*** The records ***
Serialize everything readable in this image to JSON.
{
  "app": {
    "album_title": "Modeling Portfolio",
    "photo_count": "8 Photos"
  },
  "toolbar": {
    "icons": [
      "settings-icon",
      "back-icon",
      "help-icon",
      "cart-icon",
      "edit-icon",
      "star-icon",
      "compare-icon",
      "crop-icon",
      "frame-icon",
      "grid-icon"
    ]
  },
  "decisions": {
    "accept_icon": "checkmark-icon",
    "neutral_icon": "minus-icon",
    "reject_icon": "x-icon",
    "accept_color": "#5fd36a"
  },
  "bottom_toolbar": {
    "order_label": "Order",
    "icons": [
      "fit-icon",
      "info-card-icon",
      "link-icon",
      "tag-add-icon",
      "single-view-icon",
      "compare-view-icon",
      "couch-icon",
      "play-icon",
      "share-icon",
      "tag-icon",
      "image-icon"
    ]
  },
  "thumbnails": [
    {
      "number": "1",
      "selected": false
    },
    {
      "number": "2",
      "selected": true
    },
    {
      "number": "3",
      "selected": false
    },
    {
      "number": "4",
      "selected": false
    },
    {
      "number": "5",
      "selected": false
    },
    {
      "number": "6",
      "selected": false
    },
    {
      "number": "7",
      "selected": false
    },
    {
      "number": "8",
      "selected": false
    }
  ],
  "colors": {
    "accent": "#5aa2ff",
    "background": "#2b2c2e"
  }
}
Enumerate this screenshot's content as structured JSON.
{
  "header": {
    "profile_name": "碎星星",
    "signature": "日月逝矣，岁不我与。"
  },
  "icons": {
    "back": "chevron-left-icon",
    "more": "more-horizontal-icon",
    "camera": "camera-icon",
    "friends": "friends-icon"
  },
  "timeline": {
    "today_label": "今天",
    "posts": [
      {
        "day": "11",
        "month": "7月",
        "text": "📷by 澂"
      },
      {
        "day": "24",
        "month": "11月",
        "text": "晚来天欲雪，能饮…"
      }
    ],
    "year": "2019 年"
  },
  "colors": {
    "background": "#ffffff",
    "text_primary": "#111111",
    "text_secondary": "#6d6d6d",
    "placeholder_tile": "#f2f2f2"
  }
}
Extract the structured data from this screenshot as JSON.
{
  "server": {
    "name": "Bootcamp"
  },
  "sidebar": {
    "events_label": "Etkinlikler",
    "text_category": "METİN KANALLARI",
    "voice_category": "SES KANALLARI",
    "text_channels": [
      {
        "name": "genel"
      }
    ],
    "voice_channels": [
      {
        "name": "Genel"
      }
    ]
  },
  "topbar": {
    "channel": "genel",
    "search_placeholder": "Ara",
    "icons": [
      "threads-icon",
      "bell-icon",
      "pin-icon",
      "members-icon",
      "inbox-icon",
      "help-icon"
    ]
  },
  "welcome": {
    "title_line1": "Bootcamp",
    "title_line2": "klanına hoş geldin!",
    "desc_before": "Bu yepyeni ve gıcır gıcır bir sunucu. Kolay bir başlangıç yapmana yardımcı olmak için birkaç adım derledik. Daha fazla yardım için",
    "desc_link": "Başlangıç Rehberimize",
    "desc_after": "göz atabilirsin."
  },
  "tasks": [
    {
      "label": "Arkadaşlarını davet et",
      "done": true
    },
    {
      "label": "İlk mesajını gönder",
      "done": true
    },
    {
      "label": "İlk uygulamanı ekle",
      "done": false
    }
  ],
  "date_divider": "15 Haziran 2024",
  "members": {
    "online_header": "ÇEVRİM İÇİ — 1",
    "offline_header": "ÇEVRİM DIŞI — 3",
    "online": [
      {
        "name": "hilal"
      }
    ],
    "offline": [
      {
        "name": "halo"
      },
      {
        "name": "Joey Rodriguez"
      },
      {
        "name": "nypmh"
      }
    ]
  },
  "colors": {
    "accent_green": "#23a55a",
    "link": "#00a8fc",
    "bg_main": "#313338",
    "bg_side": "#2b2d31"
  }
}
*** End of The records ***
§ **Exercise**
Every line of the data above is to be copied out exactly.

§ **Answer box**
Serialize everything readable in this image to JSON.
{
  "app": {
    "album_title": "Modeling Portfolio",
    "photo_count": "8 Photos"
  },
  "toolbar": {
    "icons": [
      "settings-icon",
      "back-icon",
      "help-icon",
      "cart-icon",
      "edit-icon",
      "star-icon",
      "compare-icon",
      "crop-icon",
      "frame-icon",
      "grid-icon"
    ]
  },
  "decisions": {
    "accept_icon": "checkmark-icon",
    "neutral_icon": "minus-icon",
    "reject_icon": "x-icon",
    "accept_color": "#5fd36a"
  },
  "bottom_toolbar": {
    "order_label": "Order",
    "icons": [
      "fit-icon",
      "info-card-icon",
      "link-icon",
      "tag-add-icon",
      "single-view-icon",
      "compare-view-icon",
      "couch-icon",
      "play-icon",
      "share-icon",
      "tag-icon",
      "image-icon"
    ]
  },
  "thumbnails": [
    {
      "number": "1",
      "selected": false
    },
    {
      "number": "2",
      "selected": true
    },
    {
      "number": "3",
      "selected": false
    },
    {
      "number": "4",
      "selected": false
    },
    {
      "number": "5",
      "selected": false
    },
    {
      "number": "6",
      "selected": false
    },
    {
      "number": "7",
      "selected": false
    },
    {
      "number": "8",
      "selected": false
    }
  ],
  "colors": {
    "accent": "#5aa2ff",
    "background": "#2b2c2e"
  }
}
Enumerate this screenshot's content as structured JSON.
{
  "header": {
    "profile_name": "碎星星",
    "signature": "日月逝矣，岁不我与。"
  },
  "icons": {
    "back": "chevron-left-icon",
    "more": "more-horizontal-icon",
    "camera": "camera-icon",
    "friends": "friends-icon"
  },
  "timeline": {
    "today_label": "今天",
    "posts": [
      {
        "day": "11",
        "month": "7月",
        "text": "📷by 澂"
      },
      {
        "day": "24",
        "month": "11月",
        "text": "晚来天欲雪，能饮…"
      }
    ],
    "year": "2019 年"
  },
  "colors": {
    "background": "#ffffff",
    "text_primary": "#111111",
    "text_secondary": "#6d6d6d",
    "placeholder_tile": "#f2f2f2"
  }
}
Extract the structured data from this screenshot as JSON.
{
  "server": {
    "name": "Bootcamp"
  },
  "sidebar": {
    "events_label": "Etkinlikler",
    "text_category": "METİN KANALLARI",
    "voice_category": "SES KANALLARI",
    "text_channels": [
      {
        "name": "genel"
      }
    ],
    "voice_channels": [
      {
        "name": "Genel"
      }
    ]
  },
  "topbar": {
    "channel": "genel",
    "search_placeholder": "Ara",
    "icons": [
      "threads-icon",
      "bell-icon",
      "pin-icon",
      "members-icon",
      "inbox-icon",
      "help-icon"
    ]
  },
  "welcome": {
    "title_line1": "Bootcamp",
    "title_line2": "klanına hoş geldin!",
    "desc_before": "Bu yepyeni ve gıcır gıcır bir sunucu. Kolay bir başlangıç yapmana yardımcı olmak için birkaç adım derledik. Daha fazla yardım için",
    "desc_link": "Başlangıç Rehberimize",
    "desc_after": "göz atabilirsin."
  },
  "tasks": [
    {
      "label": "Arkadaşlarını davet et",
      "done": true
    },
    {
      "label": "İlk mesajını gönder",
      "done": true
    },
    {
      "label": "İlk uygulamanı ekle",
      "done": false
    }
  ],
  "date_divider": "15 Haziran 2024",
  "members": {
    "online_header": "ÇEVRİM İÇİ — 1",
    "offline_header": "ÇEVRİM DIŞI — 3",
    "online": [
      {
        "name": "hilal"
      }
    ],
    "offline": [
      {
        "name": "halo"
      },
      {
        "name": "Joey Rodriguez"
      },
      {
        "name": "nypmh"
      }
    ]
  },
  "colors": {
    "accent_green": "#23a55a",
    "link": "#00a8fc",
    "bg_main": "#313338",
    "bg_side": "#2b2d31"
  }
}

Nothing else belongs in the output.